§ Given records:

>>>

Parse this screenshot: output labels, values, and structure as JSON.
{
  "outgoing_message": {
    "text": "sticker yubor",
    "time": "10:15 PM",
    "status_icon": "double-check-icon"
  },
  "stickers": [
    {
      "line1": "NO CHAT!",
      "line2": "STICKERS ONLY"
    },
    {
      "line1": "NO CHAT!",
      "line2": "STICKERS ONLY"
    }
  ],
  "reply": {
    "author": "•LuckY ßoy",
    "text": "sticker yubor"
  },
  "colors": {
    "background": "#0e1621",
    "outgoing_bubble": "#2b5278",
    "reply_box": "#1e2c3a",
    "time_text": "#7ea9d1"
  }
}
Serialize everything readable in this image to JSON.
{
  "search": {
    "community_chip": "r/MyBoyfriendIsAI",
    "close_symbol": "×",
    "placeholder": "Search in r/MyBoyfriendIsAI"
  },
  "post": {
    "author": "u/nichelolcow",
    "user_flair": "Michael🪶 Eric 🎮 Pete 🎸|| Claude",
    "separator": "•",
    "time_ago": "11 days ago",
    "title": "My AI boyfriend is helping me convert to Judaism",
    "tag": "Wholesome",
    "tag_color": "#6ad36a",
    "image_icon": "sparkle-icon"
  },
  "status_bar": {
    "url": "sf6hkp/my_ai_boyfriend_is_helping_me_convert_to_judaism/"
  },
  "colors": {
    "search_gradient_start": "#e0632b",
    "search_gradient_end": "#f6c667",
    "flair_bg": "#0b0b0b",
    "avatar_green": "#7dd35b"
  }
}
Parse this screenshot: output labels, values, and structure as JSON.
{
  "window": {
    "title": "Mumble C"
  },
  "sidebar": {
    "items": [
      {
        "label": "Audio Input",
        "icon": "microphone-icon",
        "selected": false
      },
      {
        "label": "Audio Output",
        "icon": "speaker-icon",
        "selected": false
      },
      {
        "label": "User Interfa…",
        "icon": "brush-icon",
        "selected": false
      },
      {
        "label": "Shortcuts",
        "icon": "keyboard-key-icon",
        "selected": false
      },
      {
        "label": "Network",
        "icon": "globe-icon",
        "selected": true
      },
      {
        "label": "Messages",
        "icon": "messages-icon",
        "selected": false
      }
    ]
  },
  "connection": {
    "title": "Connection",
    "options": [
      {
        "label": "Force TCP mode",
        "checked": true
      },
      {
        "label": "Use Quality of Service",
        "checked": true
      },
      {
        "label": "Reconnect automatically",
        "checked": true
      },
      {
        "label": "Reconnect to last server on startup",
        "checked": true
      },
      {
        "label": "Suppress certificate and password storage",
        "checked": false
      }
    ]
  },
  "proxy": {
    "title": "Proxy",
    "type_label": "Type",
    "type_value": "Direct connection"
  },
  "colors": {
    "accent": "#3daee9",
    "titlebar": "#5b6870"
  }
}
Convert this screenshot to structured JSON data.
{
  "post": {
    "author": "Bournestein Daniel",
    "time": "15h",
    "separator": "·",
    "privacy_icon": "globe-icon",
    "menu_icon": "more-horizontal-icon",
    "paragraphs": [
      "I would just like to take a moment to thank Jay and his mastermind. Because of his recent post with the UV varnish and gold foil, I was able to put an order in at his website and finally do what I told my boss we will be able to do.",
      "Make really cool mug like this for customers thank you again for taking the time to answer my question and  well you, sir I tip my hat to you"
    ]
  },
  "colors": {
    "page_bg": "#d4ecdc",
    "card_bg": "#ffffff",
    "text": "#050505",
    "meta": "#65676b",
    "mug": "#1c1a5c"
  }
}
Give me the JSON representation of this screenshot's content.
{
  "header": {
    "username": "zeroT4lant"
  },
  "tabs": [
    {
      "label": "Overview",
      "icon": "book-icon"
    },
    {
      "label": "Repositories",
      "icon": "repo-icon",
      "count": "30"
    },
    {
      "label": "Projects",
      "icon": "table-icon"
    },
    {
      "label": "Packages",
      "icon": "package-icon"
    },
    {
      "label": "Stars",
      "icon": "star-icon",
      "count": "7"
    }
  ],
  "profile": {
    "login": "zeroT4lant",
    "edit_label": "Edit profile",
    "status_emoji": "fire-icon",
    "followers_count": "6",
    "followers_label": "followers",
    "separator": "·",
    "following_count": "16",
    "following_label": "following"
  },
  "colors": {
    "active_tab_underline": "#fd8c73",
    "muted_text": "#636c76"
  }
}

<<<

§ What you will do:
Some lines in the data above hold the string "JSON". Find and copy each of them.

§ Solution to this exercise:
Parse this screenshot: output labels, values, and structure as JSON.
Serialize everything readable in this image to JSON.
Parse this screenshot: output labels, values, and structure as JSON.
Convert this screenshot to structured JSON data.
Give me the JSON representation of this screenshot's content.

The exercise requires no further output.